But it’s the view in front of me that takes my breath away. Up ahead is Glencoe Lochan. It’s a picture perfect scene of huge, green conifers and proud, pointy mountains reflected in the smooth, mirror-like surface of the lochan. It rivals anything I’ve seen in the Alps, made all the more special by the lack of any other human being. I put the desertion down to the hour and congratulate myself on my early start.

Taking the clockwise route around the water, I marvel at the constantly changing reflection, an image of calm punctuated periodically by a startled duck or a soaring buzzard. The air smells of pine, and the sloping limbs of the trees glisten with dew.

I imagine the deer herd quietly going about its business deep within the woods. I picture a family of foxes sheltering in a den, the owls resting high in the trees, squirrels foraging in the leaves. I feel honoured to share their habitat, if only for a short time, and slow my pace to prolong my stay in this wonderfully natural landscape.
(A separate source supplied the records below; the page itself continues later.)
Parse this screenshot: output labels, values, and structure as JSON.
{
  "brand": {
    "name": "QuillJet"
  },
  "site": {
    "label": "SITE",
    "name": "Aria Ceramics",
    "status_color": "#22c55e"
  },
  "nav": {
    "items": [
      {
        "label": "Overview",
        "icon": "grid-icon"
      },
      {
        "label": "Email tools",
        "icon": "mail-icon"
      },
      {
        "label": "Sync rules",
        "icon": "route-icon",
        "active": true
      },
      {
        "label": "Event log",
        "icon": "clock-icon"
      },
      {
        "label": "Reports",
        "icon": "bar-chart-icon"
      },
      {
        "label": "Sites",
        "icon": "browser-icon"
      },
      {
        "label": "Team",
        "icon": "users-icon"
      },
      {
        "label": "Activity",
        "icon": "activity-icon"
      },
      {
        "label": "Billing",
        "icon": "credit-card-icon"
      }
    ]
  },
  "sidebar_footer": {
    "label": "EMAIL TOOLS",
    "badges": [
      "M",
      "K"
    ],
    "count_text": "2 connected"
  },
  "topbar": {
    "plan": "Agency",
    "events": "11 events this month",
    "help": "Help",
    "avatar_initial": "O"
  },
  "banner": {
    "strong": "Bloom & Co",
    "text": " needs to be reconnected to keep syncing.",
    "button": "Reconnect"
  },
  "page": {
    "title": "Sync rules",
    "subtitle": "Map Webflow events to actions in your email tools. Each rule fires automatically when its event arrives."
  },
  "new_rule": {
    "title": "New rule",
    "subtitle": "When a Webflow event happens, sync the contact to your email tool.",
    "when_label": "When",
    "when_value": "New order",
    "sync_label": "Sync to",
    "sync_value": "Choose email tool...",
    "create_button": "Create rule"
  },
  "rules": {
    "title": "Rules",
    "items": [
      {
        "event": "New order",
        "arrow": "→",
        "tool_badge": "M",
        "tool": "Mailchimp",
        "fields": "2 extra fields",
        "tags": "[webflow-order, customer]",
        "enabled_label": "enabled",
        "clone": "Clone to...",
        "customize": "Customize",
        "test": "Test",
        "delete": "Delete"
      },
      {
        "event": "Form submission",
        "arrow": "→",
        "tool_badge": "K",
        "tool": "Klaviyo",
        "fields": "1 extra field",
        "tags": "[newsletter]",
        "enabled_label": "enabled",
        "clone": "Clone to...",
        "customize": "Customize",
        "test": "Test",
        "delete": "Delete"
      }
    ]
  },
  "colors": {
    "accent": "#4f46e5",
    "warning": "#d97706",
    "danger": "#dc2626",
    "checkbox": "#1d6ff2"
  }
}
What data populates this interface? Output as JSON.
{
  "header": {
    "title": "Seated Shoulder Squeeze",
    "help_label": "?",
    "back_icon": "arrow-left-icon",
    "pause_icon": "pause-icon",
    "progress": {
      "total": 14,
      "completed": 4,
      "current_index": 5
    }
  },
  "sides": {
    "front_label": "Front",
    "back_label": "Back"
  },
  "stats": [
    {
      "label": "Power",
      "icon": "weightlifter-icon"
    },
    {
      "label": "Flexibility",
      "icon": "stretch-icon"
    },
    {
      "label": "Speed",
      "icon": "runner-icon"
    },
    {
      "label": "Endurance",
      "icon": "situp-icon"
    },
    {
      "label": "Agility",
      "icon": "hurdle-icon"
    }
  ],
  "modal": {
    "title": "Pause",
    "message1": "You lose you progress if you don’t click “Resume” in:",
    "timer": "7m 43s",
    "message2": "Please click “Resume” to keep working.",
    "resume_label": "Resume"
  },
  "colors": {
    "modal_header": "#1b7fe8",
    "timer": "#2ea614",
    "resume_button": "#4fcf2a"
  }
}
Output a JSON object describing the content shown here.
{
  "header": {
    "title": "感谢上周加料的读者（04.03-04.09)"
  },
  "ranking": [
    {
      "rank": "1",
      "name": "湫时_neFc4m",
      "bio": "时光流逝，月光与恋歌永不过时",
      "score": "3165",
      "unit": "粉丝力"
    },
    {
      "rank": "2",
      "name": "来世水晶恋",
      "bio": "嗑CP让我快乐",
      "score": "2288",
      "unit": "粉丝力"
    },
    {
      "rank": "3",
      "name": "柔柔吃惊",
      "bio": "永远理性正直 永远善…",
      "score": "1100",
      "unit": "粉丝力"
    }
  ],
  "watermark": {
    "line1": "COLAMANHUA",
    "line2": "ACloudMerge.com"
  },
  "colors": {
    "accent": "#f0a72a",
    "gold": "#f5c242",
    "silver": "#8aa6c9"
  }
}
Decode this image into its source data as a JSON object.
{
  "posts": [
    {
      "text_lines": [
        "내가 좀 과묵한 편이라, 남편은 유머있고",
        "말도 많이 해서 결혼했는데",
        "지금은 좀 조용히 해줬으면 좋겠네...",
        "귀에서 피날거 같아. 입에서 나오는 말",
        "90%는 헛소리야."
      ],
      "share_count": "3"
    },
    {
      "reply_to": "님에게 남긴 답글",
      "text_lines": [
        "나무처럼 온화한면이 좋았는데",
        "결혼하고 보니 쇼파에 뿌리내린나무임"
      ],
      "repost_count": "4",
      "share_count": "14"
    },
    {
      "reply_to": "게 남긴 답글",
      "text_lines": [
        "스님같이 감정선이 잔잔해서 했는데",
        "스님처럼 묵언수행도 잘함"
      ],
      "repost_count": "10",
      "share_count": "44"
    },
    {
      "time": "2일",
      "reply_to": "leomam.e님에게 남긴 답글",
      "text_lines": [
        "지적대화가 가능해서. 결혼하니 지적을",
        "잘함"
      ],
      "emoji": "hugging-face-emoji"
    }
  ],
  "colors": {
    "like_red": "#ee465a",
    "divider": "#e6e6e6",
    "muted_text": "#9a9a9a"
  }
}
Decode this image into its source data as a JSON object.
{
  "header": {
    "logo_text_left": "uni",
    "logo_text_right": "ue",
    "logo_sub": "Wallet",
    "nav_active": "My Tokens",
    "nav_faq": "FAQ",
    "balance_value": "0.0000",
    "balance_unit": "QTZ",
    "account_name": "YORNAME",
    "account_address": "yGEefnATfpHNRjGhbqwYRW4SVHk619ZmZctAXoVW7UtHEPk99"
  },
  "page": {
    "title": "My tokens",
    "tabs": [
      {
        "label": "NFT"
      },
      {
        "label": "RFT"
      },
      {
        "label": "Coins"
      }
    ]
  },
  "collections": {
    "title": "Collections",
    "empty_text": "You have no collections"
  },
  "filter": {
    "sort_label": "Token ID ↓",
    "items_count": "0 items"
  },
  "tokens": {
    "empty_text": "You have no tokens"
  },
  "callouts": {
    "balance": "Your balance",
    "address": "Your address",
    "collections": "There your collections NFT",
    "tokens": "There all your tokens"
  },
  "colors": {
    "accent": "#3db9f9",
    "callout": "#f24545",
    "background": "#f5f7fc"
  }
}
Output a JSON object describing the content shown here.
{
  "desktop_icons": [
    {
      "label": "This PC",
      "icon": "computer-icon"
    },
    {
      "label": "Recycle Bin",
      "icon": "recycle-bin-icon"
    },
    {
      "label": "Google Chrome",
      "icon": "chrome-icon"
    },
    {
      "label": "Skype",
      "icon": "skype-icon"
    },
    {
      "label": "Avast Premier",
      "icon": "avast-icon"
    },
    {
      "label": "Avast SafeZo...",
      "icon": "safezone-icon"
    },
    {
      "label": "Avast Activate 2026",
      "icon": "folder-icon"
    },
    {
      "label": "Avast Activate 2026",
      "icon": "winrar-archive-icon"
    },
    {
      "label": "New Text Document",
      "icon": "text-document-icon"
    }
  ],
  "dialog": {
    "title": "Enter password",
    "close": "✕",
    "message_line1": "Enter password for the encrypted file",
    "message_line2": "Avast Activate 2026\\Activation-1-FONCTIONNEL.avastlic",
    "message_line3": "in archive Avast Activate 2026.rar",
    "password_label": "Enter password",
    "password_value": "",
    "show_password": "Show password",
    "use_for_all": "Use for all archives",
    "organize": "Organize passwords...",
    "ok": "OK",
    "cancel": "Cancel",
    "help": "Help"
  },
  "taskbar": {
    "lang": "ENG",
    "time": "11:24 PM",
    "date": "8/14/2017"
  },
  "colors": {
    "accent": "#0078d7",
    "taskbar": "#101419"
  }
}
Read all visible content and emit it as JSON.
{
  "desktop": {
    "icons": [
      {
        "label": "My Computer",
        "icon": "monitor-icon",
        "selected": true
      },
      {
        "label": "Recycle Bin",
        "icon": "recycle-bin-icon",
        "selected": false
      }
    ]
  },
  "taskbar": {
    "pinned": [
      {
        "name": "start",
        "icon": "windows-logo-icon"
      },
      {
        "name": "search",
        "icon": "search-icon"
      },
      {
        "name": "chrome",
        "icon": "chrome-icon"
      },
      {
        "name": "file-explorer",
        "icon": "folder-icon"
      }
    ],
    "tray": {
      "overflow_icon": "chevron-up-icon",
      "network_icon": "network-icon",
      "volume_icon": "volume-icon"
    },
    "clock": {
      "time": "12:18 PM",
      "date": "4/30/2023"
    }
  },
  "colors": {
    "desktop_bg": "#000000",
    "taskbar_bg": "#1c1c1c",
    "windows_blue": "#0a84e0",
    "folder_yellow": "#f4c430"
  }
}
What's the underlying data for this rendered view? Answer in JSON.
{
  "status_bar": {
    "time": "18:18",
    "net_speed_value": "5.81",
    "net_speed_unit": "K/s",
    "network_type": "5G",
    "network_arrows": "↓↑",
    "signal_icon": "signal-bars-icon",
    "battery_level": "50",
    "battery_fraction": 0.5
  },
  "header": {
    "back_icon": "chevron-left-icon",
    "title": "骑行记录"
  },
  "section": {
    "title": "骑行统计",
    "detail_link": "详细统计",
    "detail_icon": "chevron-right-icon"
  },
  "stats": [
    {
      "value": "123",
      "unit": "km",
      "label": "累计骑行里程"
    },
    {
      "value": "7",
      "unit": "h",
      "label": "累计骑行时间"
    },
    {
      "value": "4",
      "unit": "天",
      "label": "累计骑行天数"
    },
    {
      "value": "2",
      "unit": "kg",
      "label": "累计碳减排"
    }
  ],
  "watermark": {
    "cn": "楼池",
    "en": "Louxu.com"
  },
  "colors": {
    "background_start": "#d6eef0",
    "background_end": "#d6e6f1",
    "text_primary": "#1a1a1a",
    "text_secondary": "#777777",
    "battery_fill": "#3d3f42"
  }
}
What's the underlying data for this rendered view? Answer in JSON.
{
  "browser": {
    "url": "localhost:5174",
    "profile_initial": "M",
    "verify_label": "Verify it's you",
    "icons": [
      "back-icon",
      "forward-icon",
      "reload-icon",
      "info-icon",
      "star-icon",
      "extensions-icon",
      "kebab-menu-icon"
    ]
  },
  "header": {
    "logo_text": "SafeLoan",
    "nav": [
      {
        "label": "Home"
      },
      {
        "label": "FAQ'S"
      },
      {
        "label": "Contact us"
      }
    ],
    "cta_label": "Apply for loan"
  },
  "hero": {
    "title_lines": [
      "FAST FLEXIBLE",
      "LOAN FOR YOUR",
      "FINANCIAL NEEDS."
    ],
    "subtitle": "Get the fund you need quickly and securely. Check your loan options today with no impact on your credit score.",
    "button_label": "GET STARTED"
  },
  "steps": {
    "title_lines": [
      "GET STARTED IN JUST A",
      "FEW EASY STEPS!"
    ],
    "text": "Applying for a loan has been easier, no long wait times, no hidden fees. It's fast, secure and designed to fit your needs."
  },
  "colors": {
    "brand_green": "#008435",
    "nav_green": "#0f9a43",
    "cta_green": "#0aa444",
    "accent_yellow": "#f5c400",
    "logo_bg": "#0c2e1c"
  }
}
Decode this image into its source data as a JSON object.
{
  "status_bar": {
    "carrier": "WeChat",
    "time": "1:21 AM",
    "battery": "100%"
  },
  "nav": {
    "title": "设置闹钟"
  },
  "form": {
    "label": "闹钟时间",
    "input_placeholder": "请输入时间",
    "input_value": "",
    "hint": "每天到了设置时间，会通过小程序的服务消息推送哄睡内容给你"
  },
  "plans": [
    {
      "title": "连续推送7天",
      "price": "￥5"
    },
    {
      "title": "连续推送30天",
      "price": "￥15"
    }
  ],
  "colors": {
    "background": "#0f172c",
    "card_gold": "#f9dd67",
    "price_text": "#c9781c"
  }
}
Back at Loch Leven I sit on a rock, its surface flat and cold. I pour coffee from my flask, the bitter smell alien but welcome at the cool water’s edge. The surf no longer laps lazily onto the shore but surges forward in a brisk, impatient fashion. My body shivers and I cup my hands around my hot drink, absorbing its warmth.

My eyes are drawn to a statuesque heron, one leg slightly bent. Its feet are submerged, its gaze downcast. I try not to blink, willing it to reward my efforts with a successful catch. My hopes are dashed by a parcel of oystercatchers, the two-tone fly-by enough to disturb the gangly heron, its sprawling wings lifting it slowly but surely away until eventually, it’s out of sight.

The clouds in the glen are lower and thicker, a combination of stratus and cumulus. They wind themselves around the majestic peaks, adding drama to an otherwise harmonious vista. I’m reminded of an old dressing-up box. An assortment of hats, scarves, shoes and other costume props, it provided hours of endless fun during childhood. Today’s cloud is a white, silk scarf, added to a green and black ensemble. The striking attire entertains me once more, my enjoyment tenfold thanks to maturity and with it, my appreciation of the natural world.

Rubbing the chill from my legs, I make my way back to the tent in preparation for the drive to Skye. I’m promised white-tailed eagles and a circus of puffins, lazy seals and hunting gannets. If I’m lucky, I may even glimpse a minke whale.

Sad to be leaving, but excited by what is to come, I dismantle my tent and say my goodbyes to Invercoe. With one last glance towards the mountains, I spot the mighty stag. It lifts its head and bellows a farewell. I smile all the way to Skye.

CMS

ANDREW DODDS

TRISTAN COLE